WHAT THIS TASK INVOLVES: Copy each line of the records that holds the string "title".

(Items listed in a dataset)
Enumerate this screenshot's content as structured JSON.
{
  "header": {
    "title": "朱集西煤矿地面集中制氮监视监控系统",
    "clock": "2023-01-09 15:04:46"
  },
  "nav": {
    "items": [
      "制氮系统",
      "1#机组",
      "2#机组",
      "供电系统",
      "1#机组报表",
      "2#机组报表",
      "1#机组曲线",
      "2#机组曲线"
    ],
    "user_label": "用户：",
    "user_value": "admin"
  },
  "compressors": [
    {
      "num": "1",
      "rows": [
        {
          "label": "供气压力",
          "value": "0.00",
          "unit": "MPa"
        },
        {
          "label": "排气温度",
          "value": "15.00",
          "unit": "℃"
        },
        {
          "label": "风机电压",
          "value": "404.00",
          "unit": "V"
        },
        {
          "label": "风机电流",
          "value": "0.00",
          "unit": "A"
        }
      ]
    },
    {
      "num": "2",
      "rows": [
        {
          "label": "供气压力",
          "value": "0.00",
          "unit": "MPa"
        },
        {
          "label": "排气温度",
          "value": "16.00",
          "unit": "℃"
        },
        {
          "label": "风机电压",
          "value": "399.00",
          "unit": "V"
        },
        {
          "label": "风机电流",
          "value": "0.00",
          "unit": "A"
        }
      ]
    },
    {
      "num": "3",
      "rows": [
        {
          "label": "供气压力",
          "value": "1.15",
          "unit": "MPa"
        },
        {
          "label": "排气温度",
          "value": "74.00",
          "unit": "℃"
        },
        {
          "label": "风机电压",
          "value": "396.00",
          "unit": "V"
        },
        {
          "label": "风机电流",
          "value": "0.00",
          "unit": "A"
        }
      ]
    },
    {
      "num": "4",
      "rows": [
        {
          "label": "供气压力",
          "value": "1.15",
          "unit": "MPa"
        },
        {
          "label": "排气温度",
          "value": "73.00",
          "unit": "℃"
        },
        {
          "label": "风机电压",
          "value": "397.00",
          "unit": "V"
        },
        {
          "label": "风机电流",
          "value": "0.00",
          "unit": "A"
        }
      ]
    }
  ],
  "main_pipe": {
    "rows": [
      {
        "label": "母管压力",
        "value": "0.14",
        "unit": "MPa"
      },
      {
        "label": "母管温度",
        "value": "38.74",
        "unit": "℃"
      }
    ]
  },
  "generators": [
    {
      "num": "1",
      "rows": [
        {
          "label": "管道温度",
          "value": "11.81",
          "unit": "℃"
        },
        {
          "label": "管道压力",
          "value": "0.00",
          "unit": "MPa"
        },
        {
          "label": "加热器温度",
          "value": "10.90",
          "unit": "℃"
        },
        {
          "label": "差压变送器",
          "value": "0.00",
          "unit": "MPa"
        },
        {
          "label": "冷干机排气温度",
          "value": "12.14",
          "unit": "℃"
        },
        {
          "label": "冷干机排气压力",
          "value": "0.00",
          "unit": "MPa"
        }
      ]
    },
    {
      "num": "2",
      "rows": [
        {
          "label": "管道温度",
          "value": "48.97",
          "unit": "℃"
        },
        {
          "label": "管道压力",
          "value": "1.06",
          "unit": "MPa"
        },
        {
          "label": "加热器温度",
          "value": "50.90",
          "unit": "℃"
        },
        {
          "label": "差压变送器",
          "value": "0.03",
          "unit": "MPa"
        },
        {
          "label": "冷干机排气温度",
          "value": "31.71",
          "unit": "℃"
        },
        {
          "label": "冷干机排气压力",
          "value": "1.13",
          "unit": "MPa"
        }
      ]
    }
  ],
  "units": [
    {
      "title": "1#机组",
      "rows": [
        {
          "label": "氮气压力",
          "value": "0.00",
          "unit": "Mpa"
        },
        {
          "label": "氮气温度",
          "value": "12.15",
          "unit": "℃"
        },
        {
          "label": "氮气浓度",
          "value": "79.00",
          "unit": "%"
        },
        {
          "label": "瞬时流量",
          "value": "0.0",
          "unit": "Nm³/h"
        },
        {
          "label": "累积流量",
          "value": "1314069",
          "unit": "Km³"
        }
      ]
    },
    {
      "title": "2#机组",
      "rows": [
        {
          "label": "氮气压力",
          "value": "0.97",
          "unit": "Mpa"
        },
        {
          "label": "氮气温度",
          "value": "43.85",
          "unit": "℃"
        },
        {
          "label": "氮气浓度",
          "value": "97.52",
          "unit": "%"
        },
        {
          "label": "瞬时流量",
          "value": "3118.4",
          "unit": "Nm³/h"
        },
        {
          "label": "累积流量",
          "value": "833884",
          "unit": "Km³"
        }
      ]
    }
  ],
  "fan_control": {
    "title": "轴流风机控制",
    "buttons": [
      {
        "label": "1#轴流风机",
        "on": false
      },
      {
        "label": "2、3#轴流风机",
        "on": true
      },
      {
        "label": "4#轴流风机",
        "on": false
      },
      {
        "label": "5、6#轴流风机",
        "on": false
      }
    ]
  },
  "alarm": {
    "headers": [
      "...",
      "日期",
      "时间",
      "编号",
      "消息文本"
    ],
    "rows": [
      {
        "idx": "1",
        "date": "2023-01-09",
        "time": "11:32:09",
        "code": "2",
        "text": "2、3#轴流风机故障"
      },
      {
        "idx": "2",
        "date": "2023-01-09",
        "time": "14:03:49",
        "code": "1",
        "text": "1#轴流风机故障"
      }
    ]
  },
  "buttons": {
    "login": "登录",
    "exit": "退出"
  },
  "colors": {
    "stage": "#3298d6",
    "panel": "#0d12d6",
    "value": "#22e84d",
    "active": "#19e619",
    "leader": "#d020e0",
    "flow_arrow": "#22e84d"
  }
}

SOLUTION:
    "title": "朱集西煤矿地面集中制氮监视监控系统",
      "title": "1#机组",
      "title": "2#机组",
    "title": "轴流风机控制",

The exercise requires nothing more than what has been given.